(LISTED RECORDS):
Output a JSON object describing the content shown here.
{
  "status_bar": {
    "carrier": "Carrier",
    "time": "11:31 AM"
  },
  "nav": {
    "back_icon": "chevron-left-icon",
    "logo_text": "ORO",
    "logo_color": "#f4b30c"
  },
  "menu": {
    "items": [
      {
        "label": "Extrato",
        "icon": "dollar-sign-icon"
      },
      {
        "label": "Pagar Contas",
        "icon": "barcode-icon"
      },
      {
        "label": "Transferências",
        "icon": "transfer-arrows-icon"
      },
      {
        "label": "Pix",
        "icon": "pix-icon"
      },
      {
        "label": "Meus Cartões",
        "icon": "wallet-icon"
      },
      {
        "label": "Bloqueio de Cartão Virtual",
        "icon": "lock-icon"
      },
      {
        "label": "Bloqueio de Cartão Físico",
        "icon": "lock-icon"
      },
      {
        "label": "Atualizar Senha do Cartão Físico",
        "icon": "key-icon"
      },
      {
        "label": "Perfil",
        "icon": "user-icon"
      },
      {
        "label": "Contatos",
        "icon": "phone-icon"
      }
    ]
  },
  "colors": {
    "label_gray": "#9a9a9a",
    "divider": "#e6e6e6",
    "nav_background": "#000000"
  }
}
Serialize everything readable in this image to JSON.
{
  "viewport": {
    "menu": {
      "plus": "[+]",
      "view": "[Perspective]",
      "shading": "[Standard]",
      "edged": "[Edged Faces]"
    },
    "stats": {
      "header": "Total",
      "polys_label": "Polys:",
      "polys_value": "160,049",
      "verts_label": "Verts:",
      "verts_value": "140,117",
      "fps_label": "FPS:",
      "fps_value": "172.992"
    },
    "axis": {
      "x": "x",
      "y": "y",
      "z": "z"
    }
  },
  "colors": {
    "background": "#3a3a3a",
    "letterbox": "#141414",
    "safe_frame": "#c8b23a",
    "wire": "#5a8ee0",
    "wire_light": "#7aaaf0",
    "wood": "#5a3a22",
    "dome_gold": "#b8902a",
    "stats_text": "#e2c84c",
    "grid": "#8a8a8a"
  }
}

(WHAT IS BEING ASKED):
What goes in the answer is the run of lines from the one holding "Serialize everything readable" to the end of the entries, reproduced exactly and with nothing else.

(RESPONSE BELOW):
Serialize everything readable in this image to JSON.
{
  "viewport": {
    "menu": {
      "plus": "[+]",
      "view": "[Perspective]",
      "shading": "[Standard]",
      "edged": "[Edged Faces]"
    },
    "stats": {
      "header": "Total",
      "polys_label": "Polys:",
      "polys_value": "160,049",
      "verts_label": "Verts:",
      "verts_value": "140,117",
      "fps_label": "FPS:",
      "fps_value": "172.992"
    },
    "axis": {
      "x": "x",
      "y": "y",
      "z": "z"
    }
  },
  "colors": {
    "background": "#3a3a3a",
    "letterbox": "#141414",
    "safe_frame": "#c8b23a",
    "wire": "#5a8ee0",
    "wire_light": "#7aaaf0",
    "wood": "#5a3a22",
    "dome_gold": "#b8902a",
    "stats_text": "#e2c84c",
    "grid": "#8a8a8a"
  }
}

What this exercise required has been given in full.